Opening April 1st, Angels Gate Cultural Center hosts two new exhibitions that address distinct issues concerning housing and development in Southern California through a variety of mediums and visual strategies. In Knockdown Dash by Nicole Capps + James McCarthy and Broken Ground by John Hulsey in collaboration with Alejandro Dobie-Gonzalez, Armin Fardis and Matt M. Mayes, the artists draw on their personal experiences to explore structural concerns. This show runs through May 22nd.
MAIN GALLERY II

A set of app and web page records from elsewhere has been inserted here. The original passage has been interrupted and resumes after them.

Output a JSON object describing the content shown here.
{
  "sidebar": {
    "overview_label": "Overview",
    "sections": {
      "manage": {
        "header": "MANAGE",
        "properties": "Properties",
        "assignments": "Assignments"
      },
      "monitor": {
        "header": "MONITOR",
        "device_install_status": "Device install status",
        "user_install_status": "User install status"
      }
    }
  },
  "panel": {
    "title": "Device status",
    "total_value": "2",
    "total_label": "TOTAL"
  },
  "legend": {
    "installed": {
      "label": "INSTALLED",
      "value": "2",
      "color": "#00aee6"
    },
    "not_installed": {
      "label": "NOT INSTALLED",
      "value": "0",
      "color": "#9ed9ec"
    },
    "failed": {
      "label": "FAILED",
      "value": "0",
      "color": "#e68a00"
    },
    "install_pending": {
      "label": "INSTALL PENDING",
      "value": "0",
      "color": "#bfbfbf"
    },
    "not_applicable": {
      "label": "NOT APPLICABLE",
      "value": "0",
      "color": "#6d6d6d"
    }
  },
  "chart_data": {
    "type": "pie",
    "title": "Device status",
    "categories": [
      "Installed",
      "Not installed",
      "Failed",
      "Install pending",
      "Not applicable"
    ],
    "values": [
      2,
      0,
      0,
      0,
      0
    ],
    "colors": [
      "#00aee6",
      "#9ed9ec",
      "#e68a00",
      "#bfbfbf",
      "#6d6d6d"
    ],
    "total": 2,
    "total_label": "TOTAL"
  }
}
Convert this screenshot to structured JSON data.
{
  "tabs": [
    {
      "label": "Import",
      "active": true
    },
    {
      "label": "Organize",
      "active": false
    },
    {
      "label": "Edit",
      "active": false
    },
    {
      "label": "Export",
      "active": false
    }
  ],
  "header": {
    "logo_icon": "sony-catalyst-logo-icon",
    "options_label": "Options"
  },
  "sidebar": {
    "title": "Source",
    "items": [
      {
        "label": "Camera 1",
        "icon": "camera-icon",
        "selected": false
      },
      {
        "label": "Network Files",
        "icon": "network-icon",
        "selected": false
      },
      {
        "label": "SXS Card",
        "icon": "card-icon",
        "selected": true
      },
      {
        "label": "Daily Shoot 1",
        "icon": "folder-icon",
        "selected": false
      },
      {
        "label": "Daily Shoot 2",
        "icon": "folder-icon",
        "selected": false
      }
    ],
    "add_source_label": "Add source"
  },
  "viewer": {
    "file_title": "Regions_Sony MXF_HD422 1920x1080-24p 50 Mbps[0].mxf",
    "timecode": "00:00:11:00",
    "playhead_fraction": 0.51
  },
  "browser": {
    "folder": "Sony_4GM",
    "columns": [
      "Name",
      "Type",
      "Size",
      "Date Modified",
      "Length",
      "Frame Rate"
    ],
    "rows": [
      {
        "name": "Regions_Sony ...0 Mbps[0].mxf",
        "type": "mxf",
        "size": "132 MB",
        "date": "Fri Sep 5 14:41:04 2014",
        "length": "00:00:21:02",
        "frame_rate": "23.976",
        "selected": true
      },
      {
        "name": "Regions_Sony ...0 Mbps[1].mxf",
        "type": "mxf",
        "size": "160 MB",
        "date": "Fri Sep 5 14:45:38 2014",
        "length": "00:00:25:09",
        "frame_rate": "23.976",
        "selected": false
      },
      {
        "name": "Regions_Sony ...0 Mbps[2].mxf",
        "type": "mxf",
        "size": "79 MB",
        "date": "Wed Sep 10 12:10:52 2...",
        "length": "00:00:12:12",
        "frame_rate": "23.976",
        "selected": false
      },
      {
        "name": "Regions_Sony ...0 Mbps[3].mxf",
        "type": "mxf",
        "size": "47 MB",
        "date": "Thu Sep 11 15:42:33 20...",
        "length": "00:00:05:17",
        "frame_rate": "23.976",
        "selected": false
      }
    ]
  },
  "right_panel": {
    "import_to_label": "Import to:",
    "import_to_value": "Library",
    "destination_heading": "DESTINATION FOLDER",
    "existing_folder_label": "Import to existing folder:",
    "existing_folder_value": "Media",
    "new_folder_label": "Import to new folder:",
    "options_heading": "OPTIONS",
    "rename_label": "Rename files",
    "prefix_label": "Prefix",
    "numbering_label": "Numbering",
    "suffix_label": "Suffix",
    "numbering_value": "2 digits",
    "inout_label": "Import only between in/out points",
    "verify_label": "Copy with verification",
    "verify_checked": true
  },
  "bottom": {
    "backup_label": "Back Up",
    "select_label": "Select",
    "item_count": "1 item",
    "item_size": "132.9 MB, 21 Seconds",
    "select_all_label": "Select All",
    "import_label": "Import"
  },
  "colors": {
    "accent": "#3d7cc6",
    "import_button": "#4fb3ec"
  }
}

In Broken Ground, Hulsey presents four projects that attempt to make visible the conflicted histories of land, property and development in Southern California. As Hulsey writes, “Los Angeles in 2017 is a city dotted with construction zones. Developers’ signs boost future building plans while construction crews break ground on new mixed-use projects, all while the city’s affordability crisis deepens and displacements continue. What is driving this new wave of development, and why is our economy so reliant on this form of growth? How is the current boom an extension of a much longer history, and what are the relationships between development, colonization, and westward expansion in the California landscape?” Each project approaches these questions from a specific place, both personally and politically charged. In Mar Vista, where his grandparents moved in 1945, he replaced developers’ signs with poetic interventions that speak to the layered experiences of place and displacement. Looking to the past, Hulsey and collaborator Matt H. Mayes engaged the failed socialist experiment at Llano del Rio in the Antelope Valley—creating sculpture and text that explore the tension between past and present or “the dream of the commune turned into the dream of the gated community.” In another work, Hulsey and collaborator Alejandro Dobie-Gonzalez engaged with community activism surrounding The Reef, a $1-billion development near Downtown Los Angeles, in order to extend the site’s contestation. Drawing on his work with groups like City Life/Vida Urbana, Hulsey sets up occasions that render the crisis of place audible and visible.